That sudden rainstorm that ruined your weekend picnic is, of course, an uncontrollable event. The best you can do is toss an umbrella in the truck and put raincoats on the kids. It, too, will pass and tomorrow might be bright and sunny. That old saying uttered in many places, “You don’t like the weather right now? Wait a few minutes, it will change” is a sure laugh line in most home towns.

But the larger idea – that of climate change – is not a laugh line in most of those same places. At best, it’s the start of an angry argument between good friends; a battle royal among mortal enemies. Everybody has an opinion and they are ready to defend it to the death. Facts be damned. And many of the defenses made by deniers are falsely pinned on current weather conditions, not the wider implications of climate.

The prime example is Senator Jim Inhofe, who leads the United States Senate Committee on Environment and Public Works. A few years ago, he showed his confusion about the two terms when he brought a snowball onto the Senate floor. Grandstanding it from the speaker’s lectern, he tried to dismiss global warming by asking, “In case we have forgotten, because we keep hearing that 2014 has been the warmest year on record, I ask the chair, you know what this is? It’s a snowball, from outside here. So it’s very, very cold out. Very unseasonable.”

Yes, the weather that winter in Washington, D.C. was very cold. The weather the following summer was hot; very, very hot.
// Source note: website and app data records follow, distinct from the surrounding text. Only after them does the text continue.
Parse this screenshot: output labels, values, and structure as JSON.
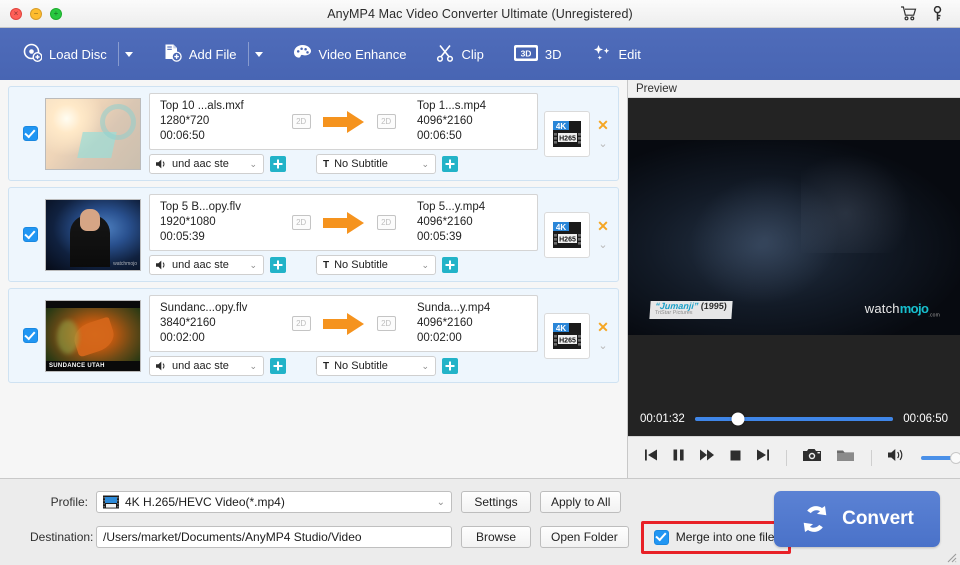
{
  "window": {
    "title": "AnyMP4 Mac Video Converter Ultimate (Unregistered)",
    "traffic": {
      "close": "close-button",
      "minimize": "minimize-button",
      "zoom": "zoom-button"
    },
    "right_icons": [
      {
        "name": "cart-icon",
        "label": "Cart"
      },
      {
        "name": "key-icon",
        "label": "Register"
      }
    ]
  },
  "toolbar": {
    "items": [
      {
        "label": "Load Disc",
        "icon": "disc-add-icon",
        "has_caret": true
      },
      {
        "label": "Add File",
        "icon": "file-add-icon",
        "has_caret": true
      },
      {
        "label": "Video Enhance",
        "icon": "palette-icon",
        "has_caret": false
      },
      {
        "label": "Clip",
        "icon": "scissors-icon",
        "has_caret": false
      },
      {
        "label": "3D",
        "icon": "3d-icon",
        "has_caret": false
      },
      {
        "label": "Edit",
        "icon": "sparkle-icon",
        "has_caret": false
      }
    ]
  },
  "filelist": {
    "rows": [
      {
        "checked": true,
        "thumb_label": "",
        "thumb_watermark": "",
        "source": {
          "name": "Top 10 ...als.mxf",
          "resolution": "1280*720",
          "duration": "00:06:50",
          "badge": "2D"
        },
        "target": {
          "name": "Top 1...s.mp4",
          "resolution": "4096*2160",
          "duration": "00:06:50",
          "badge": "2D"
        },
        "audio_track": "und aac ste",
        "subtitle": "No Subtitle",
        "format_badge": "4K",
        "format_codec": "H265",
        "remove": "✕"
      },
      {
        "checked": true,
        "thumb_label": "",
        "thumb_watermark": "watchmojo",
        "source": {
          "name": "Top 5 B...opy.flv",
          "resolution": "1920*1080",
          "duration": "00:05:39",
          "badge": "2D"
        },
        "target": {
          "name": "Top 5...y.mp4",
          "resolution": "4096*2160",
          "duration": "00:05:39",
          "badge": "2D"
        },
        "audio_track": "und aac ste",
        "subtitle": "No Subtitle",
        "format_badge": "4K",
        "format_codec": "H265",
        "remove": "✕"
      },
      {
        "checked": true,
        "thumb_label": "SUNDANCE UTAH",
        "thumb_watermark": "",
        "source": {
          "name": "Sundanc...opy.flv",
          "resolution": "3840*2160",
          "duration": "00:02:00",
          "badge": "2D"
        },
        "target": {
          "name": "Sunda...y.mp4",
          "resolution": "4096*2160",
          "duration": "00:02:00",
          "badge": "2D"
        },
        "audio_track": "und aac ste",
        "subtitle": "No Subtitle",
        "format_badge": "4K",
        "format_codec": "H265",
        "remove": "✕"
      }
    ]
  },
  "preview": {
    "header": "Preview",
    "overlay": {
      "title_quoted": "“Jumanji”",
      "year": "(1995)",
      "studio": "TriStar Pictures",
      "logo_prefix": "watch",
      "logo_brand": "mojo",
      "logo_suffix": ".com"
    },
    "current_time": "00:01:32",
    "total_time": "00:06:50",
    "progress_percent": 22,
    "volume_percent": 100,
    "controls": [
      {
        "name": "previous-button",
        "glyph": "⏮"
      },
      {
        "name": "pause-button",
        "glyph": "⏸"
      },
      {
        "name": "fast-forward-button",
        "glyph": "⏩"
      },
      {
        "name": "stop-button",
        "glyph": "⏹"
      },
      {
        "name": "next-button",
        "glyph": "⏭"
      },
      {
        "name": "snapshot-button",
        "glyph": "camera"
      },
      {
        "name": "open-folder-button",
        "glyph": "folder"
      },
      {
        "name": "volume-icon",
        "glyph": "speaker"
      }
    ]
  },
  "bottom": {
    "profile_label": "Profile:",
    "profile_value": "4K H.265/HEVC Video(*.mp4)",
    "destination_label": "Destination:",
    "destination_value": "/Users/market/Documents/AnyMP4 Studio/Video",
    "settings_button": "Settings",
    "apply_all_button": "Apply to All",
    "browse_button": "Browse",
    "open_folder_button": "Open Folder",
    "merge_label": "Merge into one file",
    "merge_checked": true,
    "convert_button": "Convert",
    "highlight_color": "#e82127",
    "accent_color": "#4a72c9"
  }
}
Neither of those two seasonal events are descriptive of climate change. His stunt showed a shocking lack of knowledge, especially for a man in his position. Maybe Inhofe attended the Karl Pilkington School of Climatology, also known as the ‘Keep it simple, stupid’ school of explaining complex concepts to simple minds. After all, he was addressing the Senate.

“They keep saying that sea levels are rising an' all this. It's nowt to do with the icebergs melting, it's because there's too many fish in it. Get rid of some of the fish and the water will drop. Simple. Basic science.”
Karl Pilkington, The Ricky Gervais Show
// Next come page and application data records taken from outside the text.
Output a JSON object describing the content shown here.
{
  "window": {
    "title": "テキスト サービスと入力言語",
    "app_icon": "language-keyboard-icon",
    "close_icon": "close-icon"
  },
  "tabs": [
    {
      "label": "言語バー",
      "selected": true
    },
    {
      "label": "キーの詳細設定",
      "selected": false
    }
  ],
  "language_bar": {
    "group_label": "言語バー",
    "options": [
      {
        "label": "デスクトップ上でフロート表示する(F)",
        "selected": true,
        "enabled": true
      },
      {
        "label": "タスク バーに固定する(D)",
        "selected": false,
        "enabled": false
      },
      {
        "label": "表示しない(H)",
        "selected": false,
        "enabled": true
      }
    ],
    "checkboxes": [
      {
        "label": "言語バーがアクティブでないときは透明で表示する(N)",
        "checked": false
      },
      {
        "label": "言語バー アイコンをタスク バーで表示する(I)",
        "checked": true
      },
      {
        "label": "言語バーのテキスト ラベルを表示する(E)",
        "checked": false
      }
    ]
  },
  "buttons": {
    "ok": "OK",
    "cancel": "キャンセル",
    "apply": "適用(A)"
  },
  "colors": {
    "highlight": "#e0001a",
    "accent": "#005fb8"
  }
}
A more intelligent comment came from Mike Huckabee who said, “The most important thing about global warming is this. Whether humans are responsible for the bulk of climate change is going to be left to the scientists, but it's all of our responsibility to leave this planet in better shape for the future generations than we found it.”

Or maybe we should listen to Nicholas Stern, a leading researcher on the effects of climate change. He said, “How is it that, in the face of overwhelming scientific evidence, there are still some who would deny the dangers of climate change? Not surprisingly, the loudest voices are not scientific, and it is remarkable how many economists, lawyers, journalists and politicians set themselves up as experts on the science.”
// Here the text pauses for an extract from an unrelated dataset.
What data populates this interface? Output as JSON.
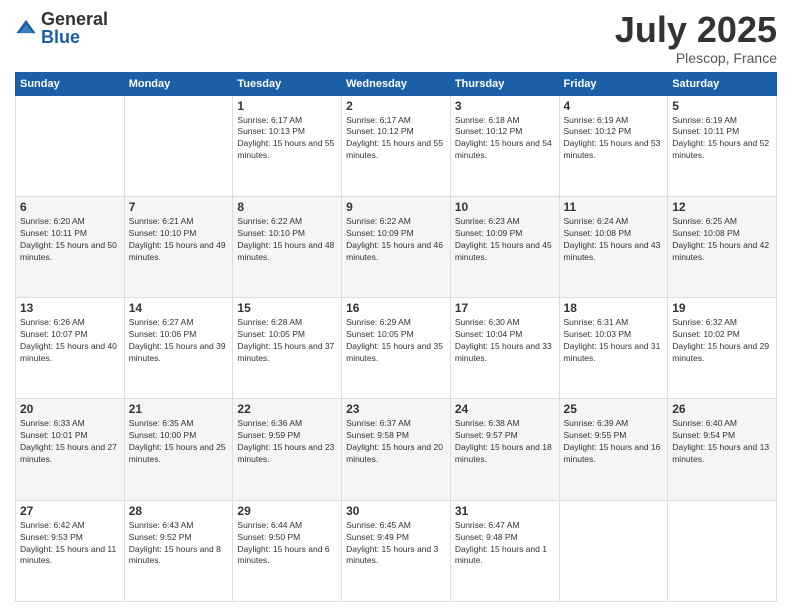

Here is a hint. Whenever you hear someone start a sentence with, “I am not a (fill in the blank) but (fill in a contradictory statement), please understand that unless his name is Baxter Black, what follows isn’t the well-reasoned common sense he would have you believe. It is most likely stuff and nonsense. As in, “I’m not a climatologist but it rained in the Salinas Valley last week so I guess that drought thing was just a myth.”

Agriculture needs to pay attention to Huckabee. Arguing over whether or not the activities of mankind are wholly or even partially responsible for climate change is a discussion for fools. Looking at the climate record over the past two centuries leaves little doubt that the weather is getting warmer. Paraphrasing Bob Dylan “The climate is a’changing” and the canary sitting in the coal mine is modern agriculture. It will be the first to feel the effects and it will be among the first to have to defend its practices. Examples?  Flatulent cows and greenhouse gasses generated by current farming practices.

Listening to foolish statements like that made by obviously-not-a-scientist Inhofe and doing nothing will leave the ag community dangerously exposed and scrambling for hard-to-find cover by mid-century.